Corbyn supporters and critics clash over fiscal charter U-turn and new group Momentum. 

"A total fucking shambles". That was the verdict of the usually emollient Ben Bradshaw as he left tonight's Parliamentary Labour Party meeting. His words were echoed by MPs from all wings of the party. "I've never seen anything like it," one shadow minister told me. In commitee room 14 of the House of Commons, tensions within the party - over the U-turn on George Osborne's fiscal charter and new Corbynite group Momentum - erupted. 

After a short speech by Jeremy Corbyn, shadow chancellor John McDonnell sought to explain his decision to oppose Osborne's fiscal charter (having supported it just two weeks ago). He cited the change in global economic conditions and the refusal to allow Labour to table an amendment. McDonnell also vowed to assist colleagues in Scotland in challenging the SNP anti-austerity claims.
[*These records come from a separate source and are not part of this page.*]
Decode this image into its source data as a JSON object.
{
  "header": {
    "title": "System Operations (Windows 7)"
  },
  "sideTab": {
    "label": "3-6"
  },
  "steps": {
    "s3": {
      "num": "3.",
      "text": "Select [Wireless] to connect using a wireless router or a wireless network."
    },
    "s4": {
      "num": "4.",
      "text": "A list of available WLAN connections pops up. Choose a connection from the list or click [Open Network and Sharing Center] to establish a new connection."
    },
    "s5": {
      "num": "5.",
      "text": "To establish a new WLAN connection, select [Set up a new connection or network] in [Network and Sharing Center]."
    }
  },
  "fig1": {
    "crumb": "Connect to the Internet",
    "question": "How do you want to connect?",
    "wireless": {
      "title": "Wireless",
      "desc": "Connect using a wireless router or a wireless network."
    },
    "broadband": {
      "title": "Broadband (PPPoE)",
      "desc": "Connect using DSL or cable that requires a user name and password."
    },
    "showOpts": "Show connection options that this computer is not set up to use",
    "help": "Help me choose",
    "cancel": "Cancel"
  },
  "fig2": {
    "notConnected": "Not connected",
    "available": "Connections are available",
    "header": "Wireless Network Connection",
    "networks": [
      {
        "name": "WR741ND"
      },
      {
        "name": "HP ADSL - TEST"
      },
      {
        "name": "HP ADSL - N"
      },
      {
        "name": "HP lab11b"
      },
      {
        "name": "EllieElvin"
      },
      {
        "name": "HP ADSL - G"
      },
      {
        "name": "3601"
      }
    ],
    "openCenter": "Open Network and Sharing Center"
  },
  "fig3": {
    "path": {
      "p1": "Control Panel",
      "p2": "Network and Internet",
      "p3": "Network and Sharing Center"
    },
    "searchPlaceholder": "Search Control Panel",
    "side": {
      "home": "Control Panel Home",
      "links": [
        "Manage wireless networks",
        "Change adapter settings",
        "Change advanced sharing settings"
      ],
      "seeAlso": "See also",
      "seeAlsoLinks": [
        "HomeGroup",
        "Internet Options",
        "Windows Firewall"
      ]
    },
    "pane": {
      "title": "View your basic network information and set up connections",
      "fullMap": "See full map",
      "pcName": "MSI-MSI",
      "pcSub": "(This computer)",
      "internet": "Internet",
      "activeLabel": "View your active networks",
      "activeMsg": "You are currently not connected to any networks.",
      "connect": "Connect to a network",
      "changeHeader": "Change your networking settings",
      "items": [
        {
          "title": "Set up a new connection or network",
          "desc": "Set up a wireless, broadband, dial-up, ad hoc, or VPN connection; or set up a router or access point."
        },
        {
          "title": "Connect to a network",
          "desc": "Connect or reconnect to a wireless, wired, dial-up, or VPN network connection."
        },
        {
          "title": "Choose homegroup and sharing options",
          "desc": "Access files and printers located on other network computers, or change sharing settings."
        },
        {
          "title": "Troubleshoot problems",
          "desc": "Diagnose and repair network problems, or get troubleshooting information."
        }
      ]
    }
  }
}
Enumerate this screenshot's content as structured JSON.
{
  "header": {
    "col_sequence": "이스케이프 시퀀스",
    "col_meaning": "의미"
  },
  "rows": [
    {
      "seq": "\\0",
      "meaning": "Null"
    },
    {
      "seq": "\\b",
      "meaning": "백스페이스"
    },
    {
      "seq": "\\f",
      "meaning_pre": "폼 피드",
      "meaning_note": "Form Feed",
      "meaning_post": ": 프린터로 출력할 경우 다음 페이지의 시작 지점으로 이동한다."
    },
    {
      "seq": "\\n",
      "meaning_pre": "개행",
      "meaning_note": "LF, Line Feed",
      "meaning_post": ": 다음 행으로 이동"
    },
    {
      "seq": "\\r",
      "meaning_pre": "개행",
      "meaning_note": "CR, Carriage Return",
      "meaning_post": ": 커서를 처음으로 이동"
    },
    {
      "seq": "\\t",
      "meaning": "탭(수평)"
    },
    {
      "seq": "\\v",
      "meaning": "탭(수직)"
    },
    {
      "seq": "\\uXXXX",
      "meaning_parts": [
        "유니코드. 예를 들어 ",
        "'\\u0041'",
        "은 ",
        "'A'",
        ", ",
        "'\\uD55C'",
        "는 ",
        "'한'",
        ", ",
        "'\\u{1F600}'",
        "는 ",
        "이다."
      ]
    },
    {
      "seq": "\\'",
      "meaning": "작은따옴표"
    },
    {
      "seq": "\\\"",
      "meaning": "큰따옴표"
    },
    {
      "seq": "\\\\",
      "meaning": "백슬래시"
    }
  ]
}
But MPs were left unimpressed. "I don't think I've ever heard a weaker round of applause at the PLP than the one John McDonnell just got," one told me. MPs believe that McDonnell's U-turn was due to his failure to realise that the fiscal charter mandated an absolute budget surplus (leaving no room to borrow to invest), rather than merely a current budget surplus. "A huge joke" was how a furious John Mann described it. He and others were outraged by the lack of consultation over the move. "At 1:45pm he [McDonnell] said he was considering our position and would consult with the PLP and the shadow cabinet," one MP told me. "Then he announces it before 6pm PLP and tomorow's shadow cabinet." 

When former shadow cabinet minister Mary Creagh asked Corbyn about the new group Momentum, which some fear could be used as a vehicle to deselect critical MPs (receiving what was described as a weak response), Richard Burgon, one of the body's directors, offered a lengthy defence and was, one MP said, "just humiliated". He added: "It looked at one point like they weren't even going to let him finish. As the fractious exchanges were overheard by journalists outside, Emily Thornberry appealed to colleagues to stop texting hacks and keep their voices down (within earshot of all). 

After a calmer conference than most expected, tonight's meeting was evidence of how great the tensions within Labour remain. Veteran MPs described it as the worst PLP gathering for 30 years. The fear for all MPs is that they have the potential to get even worse. 

George Eaton is political editor of the New Statesman.